Cinematographer Leon Narbey, sells his award-winning olive oil at the market on Sunday mornings.
How did you get into growing olives?
I grew up on a dairy farm in Helensville and was always drawn to the idea of returning to live in the country. I did some work on a Nike TVC in Andalusia, Spain, and that got me into thinking about olives.
Where is your olive grove?
On the hills inland from Waipu, overlooking Bream Bay. The olive grove is surrounded by giant Tōtara and other natives squeezed between bus-sized boulders that remind me of Henry Moore sculptures.
How many olive trees are there in your grove?
About 400 trees, principally Italian varieties planted in concentric arcs that follow the land contour.
Are the varieties an important part of why your oil wins so many awards?
I think they are important, but it is also about your handling of the fruit and the oil. I do all my own pressing, decanting and bottling. A one man operation. Also use no herbicide or pesticide sprays just seaweed and molasses on the trees and soil. Dominant varieties are the Frantoio and J5 which have fruity flavours with a slight pepper at the end which notes the presence of beneficial polyphenols.
J5 – that sounds like new variety
Its been in Northland since the 1890s, no one knows its true variety, a DNA/ genetic test has yet to be done. The J stands for a Mr Johnson who ran a nursery in Kaikohe and who had been asked to propagate a number of cuttings for the government in the early 1960s. The mother tree is in Whangape Harbour still and this variety is favoured in Northland because as it does so well there and everyone loves the flavour.
Did you plant all the trees yourself?
Anita and I planted them in 1996. We fed them all with a mixture of diluted molasses and other goodies around their roots then spraying it all over the tree as well. Next morning we found the neighbour's horse had eaten one olive tree right down to the ground as it loved the taste of molasses so much. The tree survived and was adopted by Anita - it became her favourite tree.
Olive growing is a big change from your previous life making movies
Yes, the olives anchor me because film productions are very intense and yet so fleeting. You are amongst a family of creative people for long periods of time always trying to capture the mood for that brief moment where the cast can blossom and give their best. And then the film finishes, wraps, and suddenly this family has gone, but I have the olives to return to. The seasons are always coming at you, there is always work to be done on the grove.
What are the films that you are most proud of?
Illustrious Energy, Whale Rider, Desperate Remedies, The Price of Milk, No.2, The Orator and One Thousand Ropes, and with documentaries Flip and Two Twisters, and Bastion Point Day 507.
And recently you have been doing some more film work
Yes the cinematography on the film entitled “Whina” . A wonderful opportunity to revisit my brief past with Dame Whina Cooper as I shot the 1975 documentary, Te Matakite o Aotearoa - The Māori Land March.

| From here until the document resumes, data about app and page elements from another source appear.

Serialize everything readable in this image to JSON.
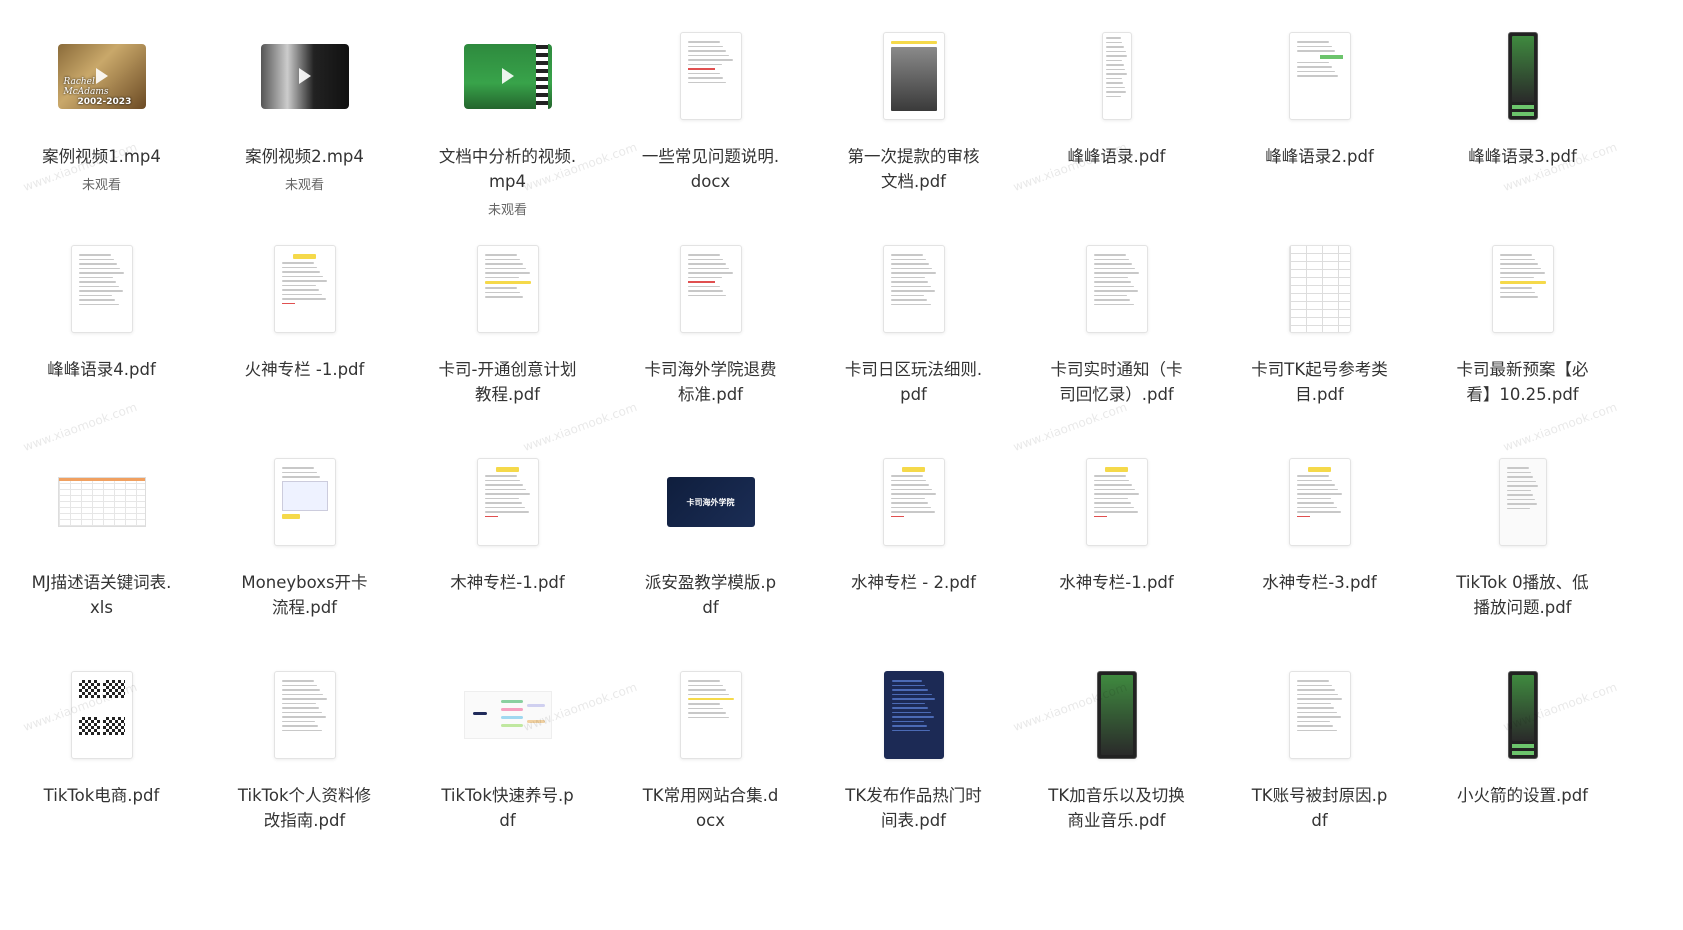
{
  "files": [
    {
      "name": "案例视频1.mp4",
      "status": "未观看",
      "kind": "video",
      "variant": "v1"
    },
    {
      "name": "案例视频2.mp4",
      "status": "未观看",
      "kind": "video",
      "variant": "v2"
    },
    {
      "name": "文档中分析的视频.mp4",
      "status": "未观看",
      "kind": "video",
      "variant": "v3"
    },
    {
      "name": "一些常见问题说明.docx",
      "kind": "doc",
      "variant": "text-red"
    },
    {
      "name": "第一次提款的审核文档.pdf",
      "kind": "doc",
      "variant": "image"
    },
    {
      "name": "峰峰语录.pdf",
      "kind": "doc",
      "variant": "narrow"
    },
    {
      "name": "峰峰语录2.pdf",
      "kind": "doc",
      "variant": "chat"
    },
    {
      "name": "峰峰语录3.pdf",
      "kind": "doc",
      "variant": "phone"
    },
    {
      "name": "峰峰语录4.pdf",
      "kind": "doc",
      "variant": "text"
    },
    {
      "name": "火神专栏 -1.pdf",
      "kind": "doc",
      "variant": "header-yellow"
    },
    {
      "name": "卡司-开通创意计划教程.pdf",
      "kind": "doc",
      "variant": "text-yellow"
    },
    {
      "name": "卡司海外学院退费标准.pdf",
      "kind": "doc",
      "variant": "text-red"
    },
    {
      "name": "卡司日区玩法细则.pdf",
      "kind": "doc",
      "variant": "text"
    },
    {
      "name": "卡司实时通知（卡司回忆录）.pdf",
      "kind": "doc",
      "variant": "text"
    },
    {
      "name": "卡司TK起号参考类目.pdf",
      "kind": "doc",
      "variant": "table"
    },
    {
      "name": "卡司最新预案【必看】10.25.pdf",
      "kind": "doc",
      "variant": "text-yellow"
    },
    {
      "name": "MJ描述语关键词表.xls",
      "kind": "sheet"
    },
    {
      "name": "Moneyboxs开卡流程.pdf",
      "kind": "doc",
      "variant": "screens"
    },
    {
      "name": "木神专栏-1.pdf",
      "kind": "doc",
      "variant": "header-yellow"
    },
    {
      "name": "派安盈教学模版.pdf",
      "kind": "slide",
      "slide_title": "卡司海外学院"
    },
    {
      "name": "水神专栏 - 2.pdf",
      "kind": "doc",
      "variant": "header-yellow"
    },
    {
      "name": "水神专栏-1.pdf",
      "kind": "doc",
      "variant": "header-yellow"
    },
    {
      "name": "水神专栏-3.pdf",
      "kind": "doc",
      "variant": "header-yellow"
    },
    {
      "name": "TikTok 0播放、低播放问题.pdf",
      "kind": "doc",
      "variant": "mindmap-v"
    },
    {
      "name": "TikTok电商.pdf",
      "kind": "doc",
      "variant": "qr"
    },
    {
      "name": "TikTok个人资料修改指南.pdf",
      "kind": "doc",
      "variant": "text"
    },
    {
      "name": "TikTok快速养号.pdf",
      "kind": "mind"
    },
    {
      "name": "TK常用网站合集.docx",
      "kind": "doc",
      "variant": "links"
    },
    {
      "name": "TK发布作品热门时间表.pdf",
      "kind": "doc",
      "variant": "dark"
    },
    {
      "name": "TK加音乐以及切换商业音乐.pdf",
      "kind": "doc",
      "variant": "phone-img"
    },
    {
      "name": "TK账号被封原因.pdf",
      "kind": "doc",
      "variant": "text"
    },
    {
      "name": "小火箭的设置.pdf",
      "kind": "doc",
      "variant": "phone"
    }
  ],
  "watermark_text": "www.xiaomook.com",
  "video_captions": {
    "v1_title": "Rachel McAdams",
    "v1_years": "2002-2023"
  }
}
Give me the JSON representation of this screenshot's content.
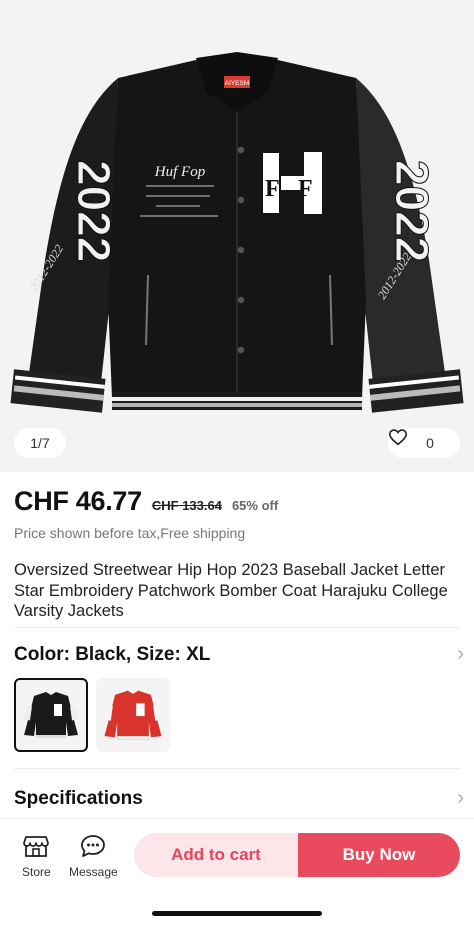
{
  "gallery": {
    "counter": "1/7",
    "favorite_count": "0",
    "jacket_texts": {
      "label": "AIYESM",
      "chest_script": "Huf Fop",
      "sleeve_number": "2022",
      "sleeve_script": "2012-2022"
    }
  },
  "price": {
    "current": "CHF 46.77",
    "original": "CHF 133.64",
    "discount": "65% off",
    "note": "Price shown before tax,Free shipping"
  },
  "product": {
    "title": "Oversized Streetwear Hip Hop 2023 Baseball Jacket Letter Star Embroidery Patchwork Bomber Coat Harajuku College Varsity Jackets"
  },
  "variant": {
    "label": "Color: Black, Size: XL",
    "options": [
      {
        "name": "Black",
        "color": "#1a1a1a",
        "selected": true
      },
      {
        "name": "Red",
        "color": "#d9342b",
        "selected": false
      }
    ]
  },
  "specifications": {
    "label": "Specifications"
  },
  "bottom_bar": {
    "store_label": "Store",
    "message_label": "Message",
    "add_to_cart_label": "Add to cart",
    "buy_now_label": "Buy Now"
  },
  "colors": {
    "accent": "#ea4a5d",
    "accent_light": "#fde6ea"
  }
}
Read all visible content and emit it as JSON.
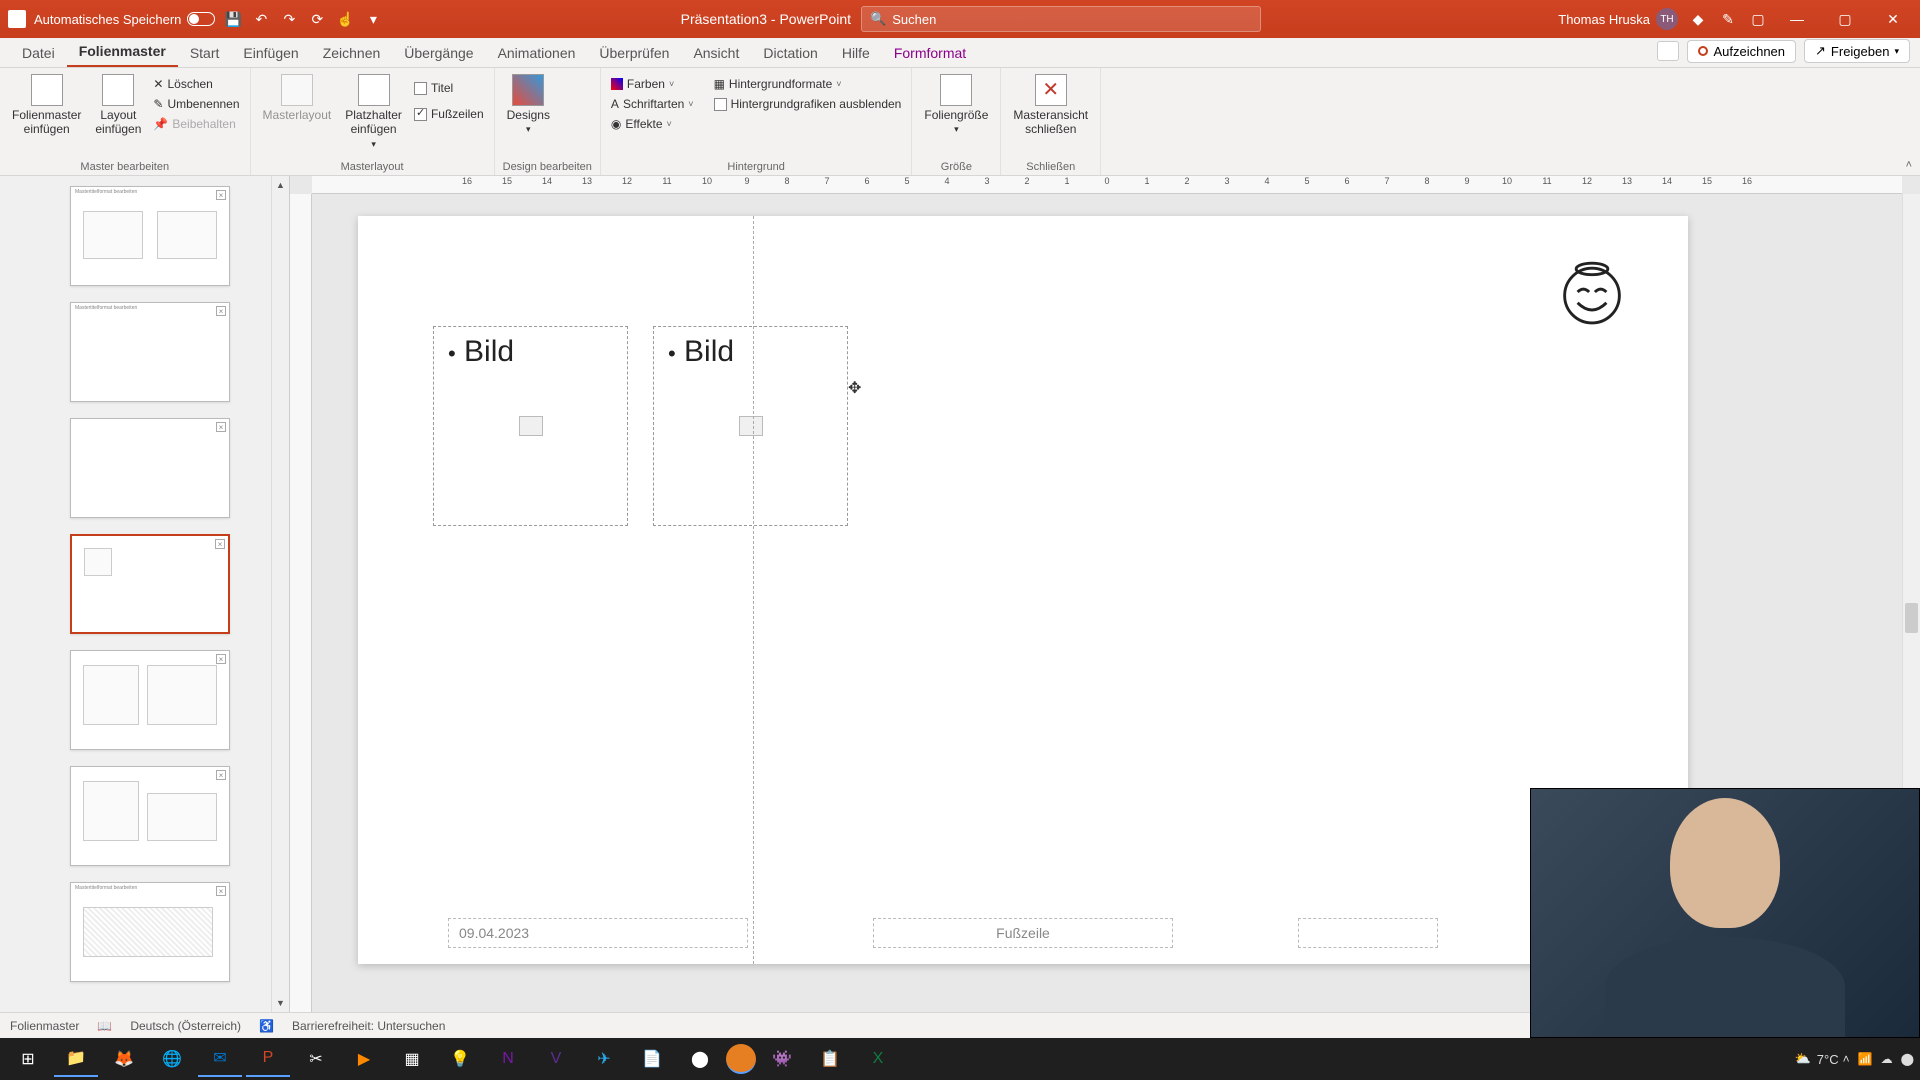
{
  "titlebar": {
    "autosave_label": "Automatisches Speichern",
    "doc_title": "Präsentation3 - PowerPoint",
    "search_placeholder": "Suchen",
    "user_name": "Thomas Hruska",
    "user_initials": "TH"
  },
  "tabs": {
    "datei": "Datei",
    "folienmaster": "Folienmaster",
    "start": "Start",
    "einfuegen": "Einfügen",
    "zeichnen": "Zeichnen",
    "uebergaenge": "Übergänge",
    "animationen": "Animationen",
    "ueberpruefen": "Überprüfen",
    "ansicht": "Ansicht",
    "dictation": "Dictation",
    "hilfe": "Hilfe",
    "formformat": "Formformat",
    "aufzeichnen": "Aufzeichnen",
    "freigeben": "Freigeben"
  },
  "ribbon": {
    "master_bearbeiten": {
      "folienmaster_einfuegen": "Folienmaster\neinfügen",
      "layout_einfuegen": "Layout\neinfügen",
      "loeschen": "Löschen",
      "umbenennen": "Umbenennen",
      "beibehalten": "Beibehalten",
      "label": "Master bearbeiten"
    },
    "masterlayout": {
      "masterlayout": "Masterlayout",
      "platzhalter_einfuegen": "Platzhalter\neinfügen",
      "titel": "Titel",
      "fusszeilen": "Fußzeilen",
      "label": "Masterlayout"
    },
    "design": {
      "designs": "Designs",
      "farben": "Farben",
      "schriftarten": "Schriftarten",
      "effekte": "Effekte",
      "label": "Design bearbeiten"
    },
    "hintergrund": {
      "hintergrundformate": "Hintergrundformate",
      "grafiken_ausblenden": "Hintergrundgrafiken ausblenden",
      "label": "Hintergrund"
    },
    "groesse": {
      "foliengroesse": "Foliengröße",
      "label": "Größe"
    },
    "schliessen": {
      "masteransicht_schliessen": "Masteransicht\nschließen",
      "label": "Schließen"
    }
  },
  "ruler": [
    "16",
    "15",
    "14",
    "13",
    "12",
    "11",
    "10",
    "9",
    "8",
    "7",
    "6",
    "5",
    "4",
    "3",
    "2",
    "1",
    "0",
    "1",
    "2",
    "3",
    "4",
    "5",
    "6",
    "7",
    "8",
    "9",
    "10",
    "11",
    "12",
    "13",
    "14",
    "15",
    "16"
  ],
  "slide": {
    "ph1_text": "Bild",
    "ph2_text": "Bild",
    "date": "09.04.2023",
    "footer": "Fußzeile"
  },
  "status": {
    "view": "Folienmaster",
    "lang": "Deutsch (Österreich)",
    "a11y": "Barrierefreiheit: Untersuchen"
  },
  "taskbar": {
    "temp": "7°C"
  },
  "thumbs": {
    "mini_title": "Mastertitelformat bearbeiten"
  }
}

This new feature Whina is a dramatization of her life and will be released soon.
As published in Ponsonby News : March 2021